The contribution of the Poles to the battle as a part of the 1st British Airborne Division was as follows. Units of anti-tank guns had been involved in the Battle of Arnhem and they also took active part in the Oosterbeek sector. Numerous German units were withdrawn from other scenes of battle. The Poles covered the retreat of the remnants of the British Airborne Division.
Under British pressure Major-General Sosabowski was dismissed as commander of the brigade on 9th December 1944. The British army leadership could not stomach that Sosabowski dared to critisize some wrong decisions of the British during the operation ‘Market Garden’. From then Lieutenant-Colonel Stanisław Jachnik, then Colonel Jan Kamiński and finally Lieutenant-Colonel Antoni Szczerbo-Rawicz were in command.
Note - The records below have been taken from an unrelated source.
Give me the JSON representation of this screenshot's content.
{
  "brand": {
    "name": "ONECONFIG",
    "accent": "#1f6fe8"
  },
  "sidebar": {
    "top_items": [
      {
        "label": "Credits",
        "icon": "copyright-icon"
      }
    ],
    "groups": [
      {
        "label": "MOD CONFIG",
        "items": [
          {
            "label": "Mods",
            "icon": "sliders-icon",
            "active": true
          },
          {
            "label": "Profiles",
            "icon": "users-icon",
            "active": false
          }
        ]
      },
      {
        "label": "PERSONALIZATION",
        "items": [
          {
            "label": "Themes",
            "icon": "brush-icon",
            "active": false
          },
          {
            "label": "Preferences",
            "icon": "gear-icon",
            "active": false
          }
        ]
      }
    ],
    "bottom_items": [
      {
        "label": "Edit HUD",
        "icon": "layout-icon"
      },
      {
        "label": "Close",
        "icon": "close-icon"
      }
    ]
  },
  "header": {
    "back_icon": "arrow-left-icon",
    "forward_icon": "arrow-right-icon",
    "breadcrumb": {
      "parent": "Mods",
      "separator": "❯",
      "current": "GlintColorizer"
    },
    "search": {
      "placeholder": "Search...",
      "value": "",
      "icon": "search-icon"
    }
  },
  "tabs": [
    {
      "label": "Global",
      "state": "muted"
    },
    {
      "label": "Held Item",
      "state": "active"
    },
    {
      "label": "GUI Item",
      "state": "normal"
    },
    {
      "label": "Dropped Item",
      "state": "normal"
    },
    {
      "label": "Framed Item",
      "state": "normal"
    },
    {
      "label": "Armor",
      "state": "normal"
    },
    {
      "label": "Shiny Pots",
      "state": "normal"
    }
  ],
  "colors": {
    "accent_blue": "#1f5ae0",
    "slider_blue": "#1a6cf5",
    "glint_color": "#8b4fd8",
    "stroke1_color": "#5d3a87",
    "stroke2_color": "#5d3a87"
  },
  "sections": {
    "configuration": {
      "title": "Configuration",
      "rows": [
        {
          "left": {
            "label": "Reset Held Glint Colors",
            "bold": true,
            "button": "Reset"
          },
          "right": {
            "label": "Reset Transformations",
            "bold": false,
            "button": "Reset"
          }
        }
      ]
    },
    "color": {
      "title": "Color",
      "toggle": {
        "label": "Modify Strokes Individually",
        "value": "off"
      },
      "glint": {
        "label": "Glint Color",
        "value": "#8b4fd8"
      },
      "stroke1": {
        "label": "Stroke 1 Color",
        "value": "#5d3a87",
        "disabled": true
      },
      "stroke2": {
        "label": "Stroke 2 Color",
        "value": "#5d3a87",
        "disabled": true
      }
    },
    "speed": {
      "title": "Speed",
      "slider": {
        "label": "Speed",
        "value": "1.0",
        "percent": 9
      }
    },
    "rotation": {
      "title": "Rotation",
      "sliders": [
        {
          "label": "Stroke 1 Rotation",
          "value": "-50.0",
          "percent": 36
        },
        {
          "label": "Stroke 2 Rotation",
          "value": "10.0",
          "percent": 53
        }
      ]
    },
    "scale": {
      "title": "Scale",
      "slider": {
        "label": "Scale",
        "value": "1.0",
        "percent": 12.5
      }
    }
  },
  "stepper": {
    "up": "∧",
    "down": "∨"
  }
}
Since May 1945 the1st Polish Independent Parachute Brigade had been part of the British occupying forces in Germany. On 19th May 1947 the brigade was dissolved. The brigade’s standard, together with another 26 standards of Polish units, had been housed in the General W1. Polish Institute and Sikorski Museum in London.